##### MATERIAL FOR THIS EXERCISE #####
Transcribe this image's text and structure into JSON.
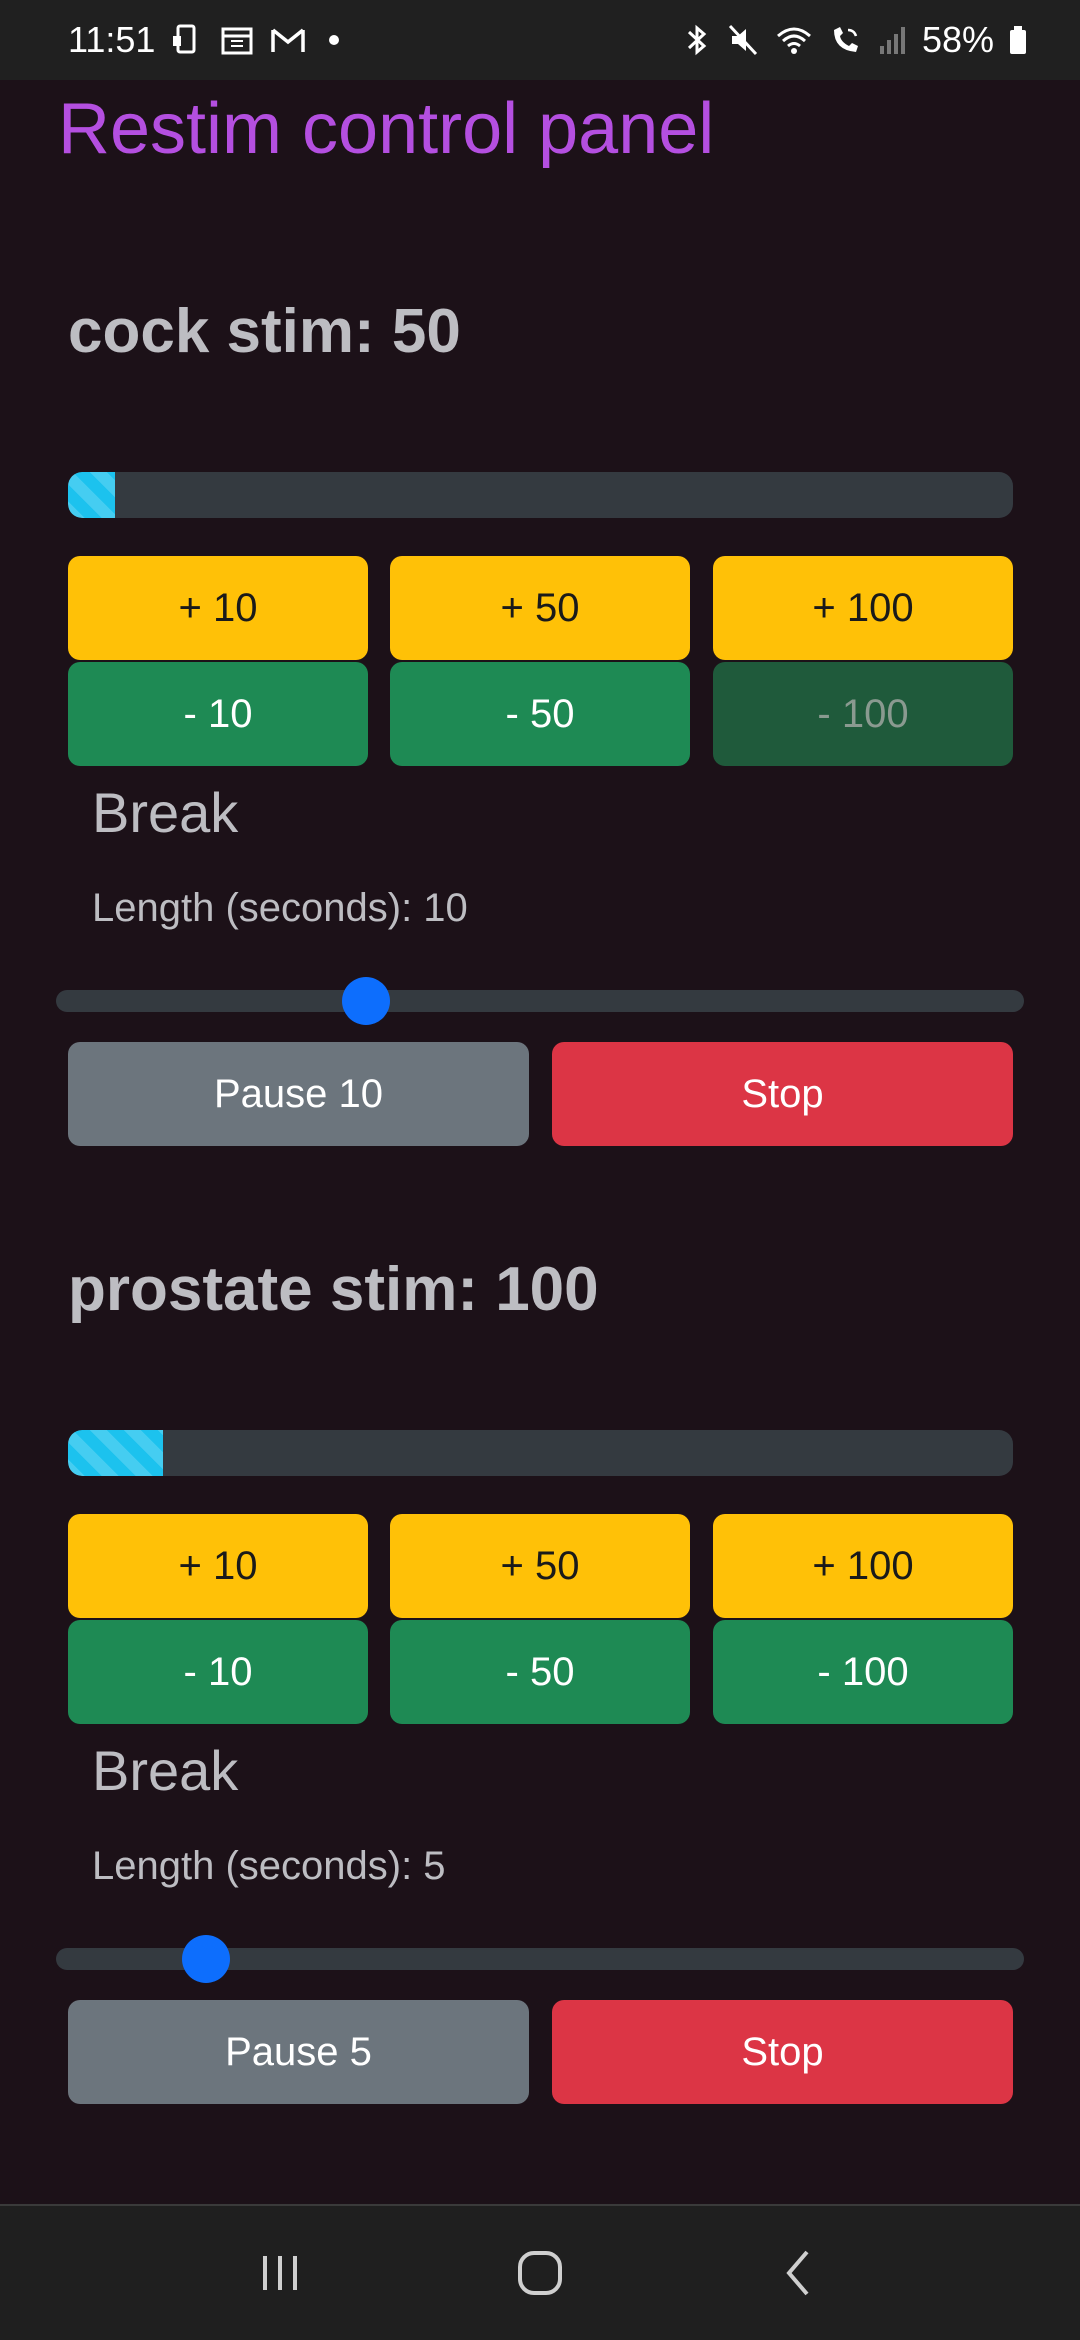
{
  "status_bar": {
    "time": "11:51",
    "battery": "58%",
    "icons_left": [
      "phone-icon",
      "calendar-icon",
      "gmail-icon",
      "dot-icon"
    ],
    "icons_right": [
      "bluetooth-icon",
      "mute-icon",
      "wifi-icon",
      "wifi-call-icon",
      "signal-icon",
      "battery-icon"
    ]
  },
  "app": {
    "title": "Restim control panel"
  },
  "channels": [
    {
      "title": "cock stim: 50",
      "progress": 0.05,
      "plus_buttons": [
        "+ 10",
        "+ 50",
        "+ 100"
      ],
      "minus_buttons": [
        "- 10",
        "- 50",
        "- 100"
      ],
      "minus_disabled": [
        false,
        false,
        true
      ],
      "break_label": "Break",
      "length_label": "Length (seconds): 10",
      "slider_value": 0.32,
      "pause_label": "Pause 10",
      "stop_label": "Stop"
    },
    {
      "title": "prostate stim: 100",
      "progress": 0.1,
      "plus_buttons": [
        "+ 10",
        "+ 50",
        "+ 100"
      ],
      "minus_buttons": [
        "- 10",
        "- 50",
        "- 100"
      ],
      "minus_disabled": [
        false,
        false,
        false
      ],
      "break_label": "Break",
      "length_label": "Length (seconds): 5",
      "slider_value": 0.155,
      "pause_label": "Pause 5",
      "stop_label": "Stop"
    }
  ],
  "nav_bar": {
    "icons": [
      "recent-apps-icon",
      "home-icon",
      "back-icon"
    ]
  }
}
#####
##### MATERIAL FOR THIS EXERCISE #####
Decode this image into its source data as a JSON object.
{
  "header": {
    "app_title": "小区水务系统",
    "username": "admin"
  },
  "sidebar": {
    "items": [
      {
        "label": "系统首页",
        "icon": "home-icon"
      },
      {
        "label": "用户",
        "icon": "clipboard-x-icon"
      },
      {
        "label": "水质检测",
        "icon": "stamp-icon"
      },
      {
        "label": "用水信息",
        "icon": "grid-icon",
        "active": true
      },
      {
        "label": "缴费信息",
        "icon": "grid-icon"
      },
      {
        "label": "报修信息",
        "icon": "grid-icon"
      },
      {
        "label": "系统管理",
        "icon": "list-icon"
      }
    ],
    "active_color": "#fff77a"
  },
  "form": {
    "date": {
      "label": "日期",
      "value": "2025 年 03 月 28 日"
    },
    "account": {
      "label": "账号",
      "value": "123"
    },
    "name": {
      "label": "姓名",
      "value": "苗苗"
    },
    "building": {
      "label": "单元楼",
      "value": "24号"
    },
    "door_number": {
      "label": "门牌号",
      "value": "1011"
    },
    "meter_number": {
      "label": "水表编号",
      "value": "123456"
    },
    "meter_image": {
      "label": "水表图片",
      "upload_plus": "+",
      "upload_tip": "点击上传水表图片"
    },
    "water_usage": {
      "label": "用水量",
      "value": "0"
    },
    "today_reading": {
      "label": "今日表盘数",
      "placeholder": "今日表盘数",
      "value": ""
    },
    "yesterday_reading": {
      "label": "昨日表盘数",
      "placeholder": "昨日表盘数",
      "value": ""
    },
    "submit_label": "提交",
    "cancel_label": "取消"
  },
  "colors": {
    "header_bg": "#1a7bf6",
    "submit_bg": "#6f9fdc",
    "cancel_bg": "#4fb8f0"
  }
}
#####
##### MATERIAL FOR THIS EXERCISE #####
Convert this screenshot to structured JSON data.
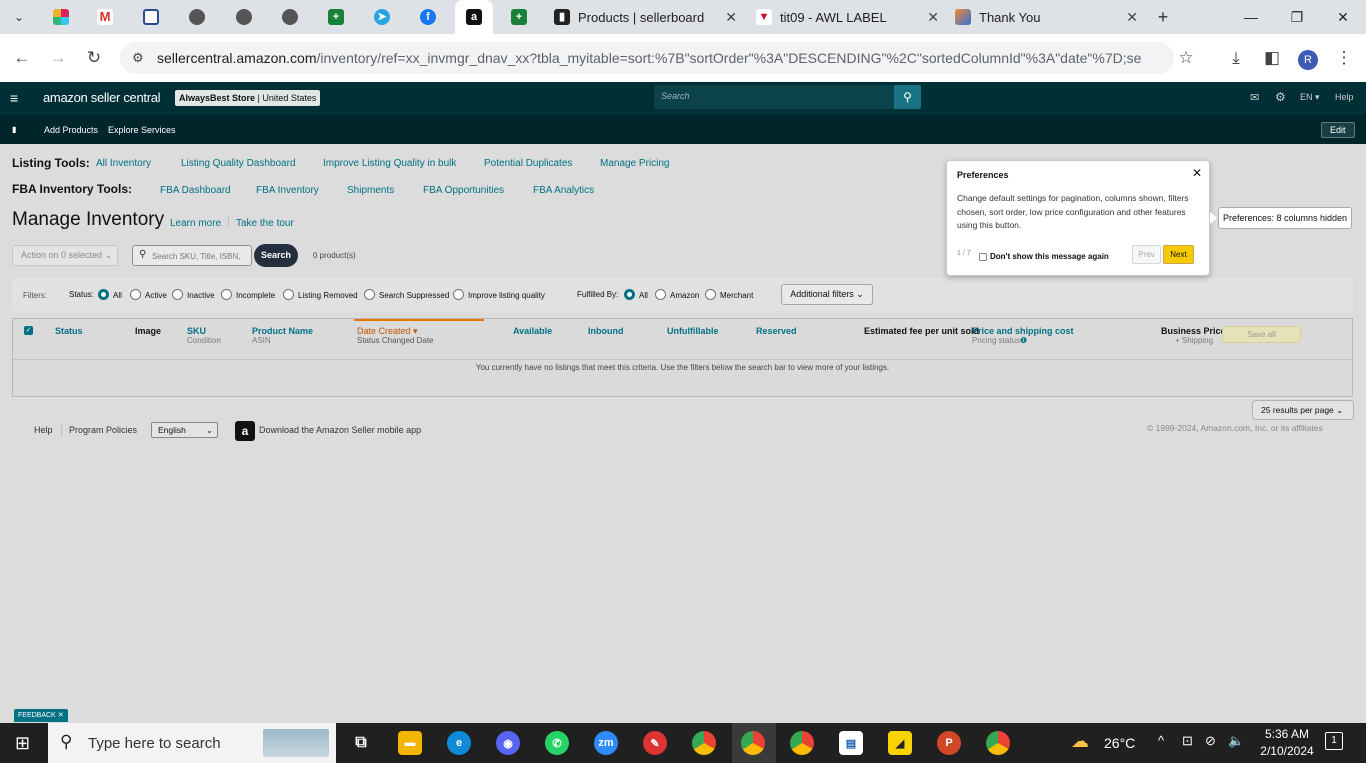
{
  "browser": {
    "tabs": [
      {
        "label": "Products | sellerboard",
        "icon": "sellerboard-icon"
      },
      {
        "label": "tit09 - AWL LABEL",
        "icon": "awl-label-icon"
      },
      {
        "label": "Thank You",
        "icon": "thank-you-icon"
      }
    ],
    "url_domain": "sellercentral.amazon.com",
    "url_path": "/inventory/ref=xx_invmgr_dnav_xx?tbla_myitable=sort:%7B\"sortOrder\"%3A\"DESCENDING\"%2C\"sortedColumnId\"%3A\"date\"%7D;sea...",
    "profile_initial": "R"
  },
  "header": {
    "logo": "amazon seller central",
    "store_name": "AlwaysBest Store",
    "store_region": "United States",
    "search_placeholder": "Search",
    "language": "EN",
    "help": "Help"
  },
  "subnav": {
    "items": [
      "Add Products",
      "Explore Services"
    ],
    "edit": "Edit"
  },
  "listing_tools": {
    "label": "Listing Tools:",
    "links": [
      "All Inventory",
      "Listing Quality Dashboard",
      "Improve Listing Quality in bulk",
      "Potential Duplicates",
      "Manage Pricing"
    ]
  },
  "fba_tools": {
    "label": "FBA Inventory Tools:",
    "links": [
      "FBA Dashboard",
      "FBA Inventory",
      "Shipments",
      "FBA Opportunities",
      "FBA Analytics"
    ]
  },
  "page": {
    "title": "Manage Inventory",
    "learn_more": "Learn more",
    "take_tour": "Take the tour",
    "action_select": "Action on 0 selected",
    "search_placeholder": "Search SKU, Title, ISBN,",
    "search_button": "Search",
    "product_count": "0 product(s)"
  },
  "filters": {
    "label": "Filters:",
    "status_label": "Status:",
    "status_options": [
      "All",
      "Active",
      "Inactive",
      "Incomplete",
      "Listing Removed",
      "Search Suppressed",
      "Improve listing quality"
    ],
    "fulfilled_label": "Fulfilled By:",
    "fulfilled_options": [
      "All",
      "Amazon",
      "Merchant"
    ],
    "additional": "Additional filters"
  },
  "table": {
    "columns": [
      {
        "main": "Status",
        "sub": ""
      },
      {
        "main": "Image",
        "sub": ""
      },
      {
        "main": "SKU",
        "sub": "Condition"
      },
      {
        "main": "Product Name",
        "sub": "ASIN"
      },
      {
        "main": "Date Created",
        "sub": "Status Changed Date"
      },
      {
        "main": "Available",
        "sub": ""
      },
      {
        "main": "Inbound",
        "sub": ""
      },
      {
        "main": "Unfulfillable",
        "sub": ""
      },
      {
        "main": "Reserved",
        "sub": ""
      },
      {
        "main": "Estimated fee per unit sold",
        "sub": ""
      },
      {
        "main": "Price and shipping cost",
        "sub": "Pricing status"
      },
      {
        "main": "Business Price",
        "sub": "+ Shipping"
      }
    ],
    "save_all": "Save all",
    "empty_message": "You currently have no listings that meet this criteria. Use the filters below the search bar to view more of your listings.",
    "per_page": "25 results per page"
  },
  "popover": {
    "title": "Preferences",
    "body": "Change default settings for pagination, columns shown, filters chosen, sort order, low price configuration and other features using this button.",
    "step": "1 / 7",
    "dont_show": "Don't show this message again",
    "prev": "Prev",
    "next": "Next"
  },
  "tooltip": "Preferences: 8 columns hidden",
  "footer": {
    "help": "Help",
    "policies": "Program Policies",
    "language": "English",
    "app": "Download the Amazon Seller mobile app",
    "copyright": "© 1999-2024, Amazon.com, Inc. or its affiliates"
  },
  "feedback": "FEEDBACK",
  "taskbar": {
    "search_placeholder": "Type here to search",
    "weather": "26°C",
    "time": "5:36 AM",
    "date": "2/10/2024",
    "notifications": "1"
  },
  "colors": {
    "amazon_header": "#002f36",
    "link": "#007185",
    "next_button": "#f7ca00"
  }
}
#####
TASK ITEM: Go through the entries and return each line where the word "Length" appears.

ANSWER SECTION:
      "length_label": "Length (seconds): 10",
      "length_label": "Length (seconds): 5",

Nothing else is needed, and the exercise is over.